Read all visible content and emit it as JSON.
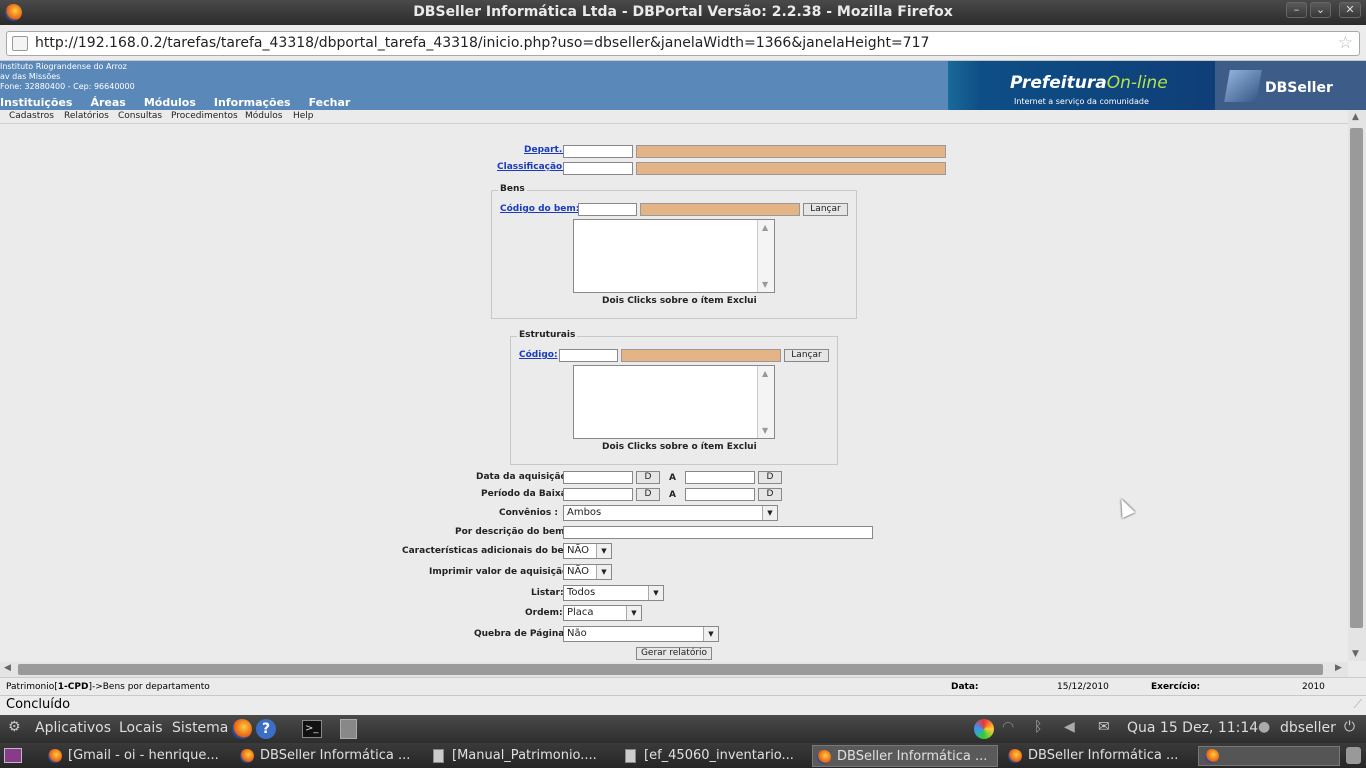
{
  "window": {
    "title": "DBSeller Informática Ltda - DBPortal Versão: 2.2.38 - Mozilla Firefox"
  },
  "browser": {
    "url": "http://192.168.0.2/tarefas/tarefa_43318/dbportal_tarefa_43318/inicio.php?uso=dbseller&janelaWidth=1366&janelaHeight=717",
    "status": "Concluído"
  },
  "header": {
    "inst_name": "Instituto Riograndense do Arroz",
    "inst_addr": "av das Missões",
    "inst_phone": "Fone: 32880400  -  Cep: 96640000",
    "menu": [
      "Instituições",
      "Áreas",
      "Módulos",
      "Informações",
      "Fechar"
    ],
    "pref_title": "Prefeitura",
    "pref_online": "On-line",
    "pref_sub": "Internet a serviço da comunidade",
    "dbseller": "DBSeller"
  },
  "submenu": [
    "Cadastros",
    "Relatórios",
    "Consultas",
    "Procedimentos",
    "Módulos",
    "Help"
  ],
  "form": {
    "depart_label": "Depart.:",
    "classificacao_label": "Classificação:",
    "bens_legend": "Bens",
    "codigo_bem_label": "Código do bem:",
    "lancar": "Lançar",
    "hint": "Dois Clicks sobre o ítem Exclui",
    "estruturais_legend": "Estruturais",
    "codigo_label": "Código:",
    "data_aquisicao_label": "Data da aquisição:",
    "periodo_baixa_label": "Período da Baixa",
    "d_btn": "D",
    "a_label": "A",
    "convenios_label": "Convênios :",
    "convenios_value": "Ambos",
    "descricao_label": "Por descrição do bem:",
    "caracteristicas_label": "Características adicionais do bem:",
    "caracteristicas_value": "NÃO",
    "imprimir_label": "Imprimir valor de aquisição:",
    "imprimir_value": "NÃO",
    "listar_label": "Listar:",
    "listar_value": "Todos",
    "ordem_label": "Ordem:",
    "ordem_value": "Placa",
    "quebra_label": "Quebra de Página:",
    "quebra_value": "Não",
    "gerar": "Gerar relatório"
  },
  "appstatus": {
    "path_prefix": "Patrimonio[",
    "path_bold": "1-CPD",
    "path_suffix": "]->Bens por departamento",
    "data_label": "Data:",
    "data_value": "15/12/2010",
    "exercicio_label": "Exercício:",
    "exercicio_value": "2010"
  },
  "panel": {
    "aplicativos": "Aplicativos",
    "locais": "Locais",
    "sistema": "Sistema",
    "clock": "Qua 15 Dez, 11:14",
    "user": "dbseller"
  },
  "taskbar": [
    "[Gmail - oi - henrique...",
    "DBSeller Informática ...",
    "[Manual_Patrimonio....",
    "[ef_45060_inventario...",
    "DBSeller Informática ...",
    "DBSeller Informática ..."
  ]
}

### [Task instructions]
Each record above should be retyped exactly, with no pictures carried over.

### [Your response]
Read all visible content and emit it as JSON.
{
  "window": {
    "title": "DBSeller Informática Ltda - DBPortal Versão: 2.2.38 - Mozilla Firefox"
  },
  "browser": {
    "url": "http://192.168.0.2/tarefas/tarefa_43318/dbportal_tarefa_43318/inicio.php?uso=dbseller&janelaWidth=1366&janelaHeight=717",
    "status": "Concluído"
  },
  "header": {
    "inst_name": "Instituto Riograndense do Arroz",
    "inst_addr": "av das Missões",
    "inst_phone": "Fone: 32880400  -  Cep: 96640000",
    "menu": [
      "Instituições",
      "Áreas",
      "Módulos",
      "Informações",
      "Fechar"
    ],
    "pref_title": "Prefeitura",
    "pref_online": "On-line",
    "pref_sub": "Internet a serviço da comunidade",
    "dbseller": "DBSeller"
  },
  "submenu": [
    "Cadastros",
    "Relatórios",
    "Consultas",
    "Procedimentos",
    "Módulos",
    "Help"
  ],
  "form": {
    "depart_label": "Depart.:",
    "classificacao_label": "Classificação:",
    "bens_legend": "Bens",
    "codigo_bem_label": "Código do bem:",
    "lancar": "Lançar",
    "hint": "Dois Clicks sobre o ítem Exclui",
    "estruturais_legend": "Estruturais",
    "codigo_label": "Código:",
    "data_aquisicao_label": "Data da aquisição:",
    "periodo_baixa_label": "Período da Baixa",
    "d_btn": "D",
    "a_label": "A",
    "convenios_label": "Convênios :",
    "convenios_value": "Ambos",
    "descricao_label": "Por descrição do bem:",
    "caracteristicas_label": "Características adicionais do bem:",
    "caracteristicas_value": "NÃO",
    "imprimir_label": "Imprimir valor de aquisição:",
    "imprimir_value": "NÃO",
    "listar_label": "Listar:",
    "listar_value": "Todos",
    "ordem_label": "Ordem:",
    "ordem_value": "Placa",
    "quebra_label": "Quebra de Página:",
    "quebra_value": "Não",
    "gerar": "Gerar relatório"
  },
  "appstatus": {
    "path_prefix": "Patrimonio[",
    "path_bold": "1-CPD",
    "path_suffix": "]->Bens por departamento",
    "data_label": "Data:",
    "data_value": "15/12/2010",
    "exercicio_label": "Exercício:",
    "exercicio_value": "2010"
  },
  "panel": {
    "aplicativos": "Aplicativos",
    "locais": "Locais",
    "sistema": "Sistema",
    "clock": "Qua 15 Dez, 11:14",
    "user": "dbseller"
  },
  "taskbar": [
    "[Gmail - oi - henrique...",
    "DBSeller Informática ...",
    "[Manual_Patrimonio....",
    "[ef_45060_inventario...",
    "DBSeller Informática ...",
    "DBSeller Informática ..."
  ]
}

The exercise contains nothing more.